== WORK TASK ==
Whenever a line in the data holds the string "source", copy that line.

== Entries from a dataset of interfaces ==
·····

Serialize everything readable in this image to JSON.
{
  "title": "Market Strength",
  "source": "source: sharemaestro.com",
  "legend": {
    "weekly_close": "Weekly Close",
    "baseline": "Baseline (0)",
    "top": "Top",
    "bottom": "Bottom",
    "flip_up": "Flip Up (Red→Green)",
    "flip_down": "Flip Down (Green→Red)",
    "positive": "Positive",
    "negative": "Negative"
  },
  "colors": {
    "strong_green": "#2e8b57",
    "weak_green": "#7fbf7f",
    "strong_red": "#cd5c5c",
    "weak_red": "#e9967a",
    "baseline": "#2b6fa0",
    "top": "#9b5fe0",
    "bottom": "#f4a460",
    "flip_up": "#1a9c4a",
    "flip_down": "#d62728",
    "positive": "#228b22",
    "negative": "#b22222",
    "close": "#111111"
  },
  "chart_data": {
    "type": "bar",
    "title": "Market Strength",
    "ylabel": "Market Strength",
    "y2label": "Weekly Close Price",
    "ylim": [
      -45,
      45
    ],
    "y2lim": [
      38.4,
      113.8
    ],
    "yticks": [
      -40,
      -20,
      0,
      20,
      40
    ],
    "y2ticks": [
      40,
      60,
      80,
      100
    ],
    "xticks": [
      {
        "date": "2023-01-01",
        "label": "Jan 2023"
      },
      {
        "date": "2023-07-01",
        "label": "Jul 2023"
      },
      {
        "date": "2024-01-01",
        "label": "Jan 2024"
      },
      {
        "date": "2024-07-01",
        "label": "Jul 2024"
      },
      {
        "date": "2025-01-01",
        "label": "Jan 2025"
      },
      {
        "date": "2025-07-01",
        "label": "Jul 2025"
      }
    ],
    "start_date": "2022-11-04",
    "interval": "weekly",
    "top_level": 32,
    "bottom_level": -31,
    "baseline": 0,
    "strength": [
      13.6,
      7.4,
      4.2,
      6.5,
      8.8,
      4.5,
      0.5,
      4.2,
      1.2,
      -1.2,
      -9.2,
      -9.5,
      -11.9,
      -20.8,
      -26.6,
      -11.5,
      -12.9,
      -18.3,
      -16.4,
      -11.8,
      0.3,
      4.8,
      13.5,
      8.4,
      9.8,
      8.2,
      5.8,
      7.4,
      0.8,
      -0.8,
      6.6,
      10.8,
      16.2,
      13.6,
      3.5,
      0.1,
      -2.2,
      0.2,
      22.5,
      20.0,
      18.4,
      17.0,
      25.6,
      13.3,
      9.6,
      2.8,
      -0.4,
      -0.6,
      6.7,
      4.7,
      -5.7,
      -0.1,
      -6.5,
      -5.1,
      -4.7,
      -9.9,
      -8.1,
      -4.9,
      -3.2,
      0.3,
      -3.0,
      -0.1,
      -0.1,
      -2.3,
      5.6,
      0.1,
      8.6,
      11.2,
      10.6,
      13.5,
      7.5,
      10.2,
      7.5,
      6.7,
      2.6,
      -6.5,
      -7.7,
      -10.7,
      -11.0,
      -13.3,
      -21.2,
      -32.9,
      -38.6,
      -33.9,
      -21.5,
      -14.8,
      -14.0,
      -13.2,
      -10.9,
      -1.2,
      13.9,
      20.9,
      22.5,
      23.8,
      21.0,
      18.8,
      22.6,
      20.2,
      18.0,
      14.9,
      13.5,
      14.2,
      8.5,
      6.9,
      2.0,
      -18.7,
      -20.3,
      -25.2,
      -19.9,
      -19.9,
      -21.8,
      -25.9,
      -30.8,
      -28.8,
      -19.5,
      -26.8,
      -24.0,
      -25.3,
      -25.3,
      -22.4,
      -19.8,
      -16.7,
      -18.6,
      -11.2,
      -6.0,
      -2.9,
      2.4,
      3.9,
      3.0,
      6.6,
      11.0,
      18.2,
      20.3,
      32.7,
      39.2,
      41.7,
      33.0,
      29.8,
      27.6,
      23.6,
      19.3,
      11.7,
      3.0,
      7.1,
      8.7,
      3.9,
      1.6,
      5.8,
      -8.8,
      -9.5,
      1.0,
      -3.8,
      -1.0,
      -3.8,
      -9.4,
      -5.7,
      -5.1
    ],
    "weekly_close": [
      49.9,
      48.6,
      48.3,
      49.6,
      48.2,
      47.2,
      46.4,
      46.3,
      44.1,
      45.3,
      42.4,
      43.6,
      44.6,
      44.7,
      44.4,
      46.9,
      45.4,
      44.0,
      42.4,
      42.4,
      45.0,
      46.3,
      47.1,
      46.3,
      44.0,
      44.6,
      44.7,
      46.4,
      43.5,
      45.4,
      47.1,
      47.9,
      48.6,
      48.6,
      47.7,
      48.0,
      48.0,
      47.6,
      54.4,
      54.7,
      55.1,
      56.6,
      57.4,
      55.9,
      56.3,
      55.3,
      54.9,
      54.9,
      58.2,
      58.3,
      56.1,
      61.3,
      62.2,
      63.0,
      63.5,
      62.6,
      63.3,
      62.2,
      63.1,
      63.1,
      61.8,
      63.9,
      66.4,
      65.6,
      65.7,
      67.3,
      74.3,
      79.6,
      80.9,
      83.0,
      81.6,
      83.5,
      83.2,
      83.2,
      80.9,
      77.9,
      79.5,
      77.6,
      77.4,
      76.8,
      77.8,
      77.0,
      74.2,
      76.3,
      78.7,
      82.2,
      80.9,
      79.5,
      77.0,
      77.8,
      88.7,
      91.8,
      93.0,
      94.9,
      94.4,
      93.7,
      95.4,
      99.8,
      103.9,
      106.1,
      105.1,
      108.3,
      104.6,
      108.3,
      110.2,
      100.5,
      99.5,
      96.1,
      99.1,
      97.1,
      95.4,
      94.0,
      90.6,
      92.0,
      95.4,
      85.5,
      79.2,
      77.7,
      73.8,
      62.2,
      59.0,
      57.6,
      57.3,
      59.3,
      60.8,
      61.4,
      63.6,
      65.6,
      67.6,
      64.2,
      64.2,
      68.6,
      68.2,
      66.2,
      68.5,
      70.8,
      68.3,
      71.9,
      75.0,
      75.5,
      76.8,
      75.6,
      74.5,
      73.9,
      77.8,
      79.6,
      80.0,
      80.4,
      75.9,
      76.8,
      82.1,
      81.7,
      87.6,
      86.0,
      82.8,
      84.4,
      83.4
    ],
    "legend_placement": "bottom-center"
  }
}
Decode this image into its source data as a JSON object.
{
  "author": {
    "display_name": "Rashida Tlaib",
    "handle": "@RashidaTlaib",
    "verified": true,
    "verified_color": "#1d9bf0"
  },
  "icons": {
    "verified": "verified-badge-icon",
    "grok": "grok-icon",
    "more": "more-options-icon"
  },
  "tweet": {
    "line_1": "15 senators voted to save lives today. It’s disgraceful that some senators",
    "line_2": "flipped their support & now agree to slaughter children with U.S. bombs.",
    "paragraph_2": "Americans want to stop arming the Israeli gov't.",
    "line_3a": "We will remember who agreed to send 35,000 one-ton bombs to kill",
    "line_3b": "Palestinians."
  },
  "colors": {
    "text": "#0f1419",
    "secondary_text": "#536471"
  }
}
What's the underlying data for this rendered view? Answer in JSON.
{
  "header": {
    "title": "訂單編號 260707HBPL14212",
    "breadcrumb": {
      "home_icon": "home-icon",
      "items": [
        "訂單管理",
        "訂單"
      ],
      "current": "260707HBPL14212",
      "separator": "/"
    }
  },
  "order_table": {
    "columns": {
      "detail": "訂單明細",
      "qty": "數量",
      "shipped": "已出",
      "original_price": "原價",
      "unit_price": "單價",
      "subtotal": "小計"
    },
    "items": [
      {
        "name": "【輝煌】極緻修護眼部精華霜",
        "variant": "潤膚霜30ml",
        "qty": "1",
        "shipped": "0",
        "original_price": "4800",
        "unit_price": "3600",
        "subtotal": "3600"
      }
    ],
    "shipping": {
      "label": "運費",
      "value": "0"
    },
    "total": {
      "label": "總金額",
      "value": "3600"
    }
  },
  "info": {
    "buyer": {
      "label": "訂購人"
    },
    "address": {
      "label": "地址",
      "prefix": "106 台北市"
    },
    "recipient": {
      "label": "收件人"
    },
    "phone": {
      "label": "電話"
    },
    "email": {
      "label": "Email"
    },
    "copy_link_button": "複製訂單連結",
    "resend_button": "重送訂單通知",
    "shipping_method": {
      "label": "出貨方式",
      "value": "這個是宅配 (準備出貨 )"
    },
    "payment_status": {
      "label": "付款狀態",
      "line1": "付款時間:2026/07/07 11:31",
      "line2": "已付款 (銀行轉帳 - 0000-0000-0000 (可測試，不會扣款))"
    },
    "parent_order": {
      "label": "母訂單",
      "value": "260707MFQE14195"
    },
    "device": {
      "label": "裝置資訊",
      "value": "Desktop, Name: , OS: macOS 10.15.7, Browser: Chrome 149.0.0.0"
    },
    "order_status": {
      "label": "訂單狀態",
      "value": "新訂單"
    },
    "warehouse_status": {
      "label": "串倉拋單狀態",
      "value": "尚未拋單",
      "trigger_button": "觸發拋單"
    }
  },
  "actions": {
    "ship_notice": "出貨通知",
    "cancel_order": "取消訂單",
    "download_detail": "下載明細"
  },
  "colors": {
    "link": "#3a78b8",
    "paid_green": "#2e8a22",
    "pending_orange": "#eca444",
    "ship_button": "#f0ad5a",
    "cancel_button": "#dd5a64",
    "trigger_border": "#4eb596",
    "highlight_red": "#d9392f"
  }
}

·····

== RESULT OF THIS TASK ==
  "source": "source: sharemaestro.com",
Decode this image into its source data as a JSON object.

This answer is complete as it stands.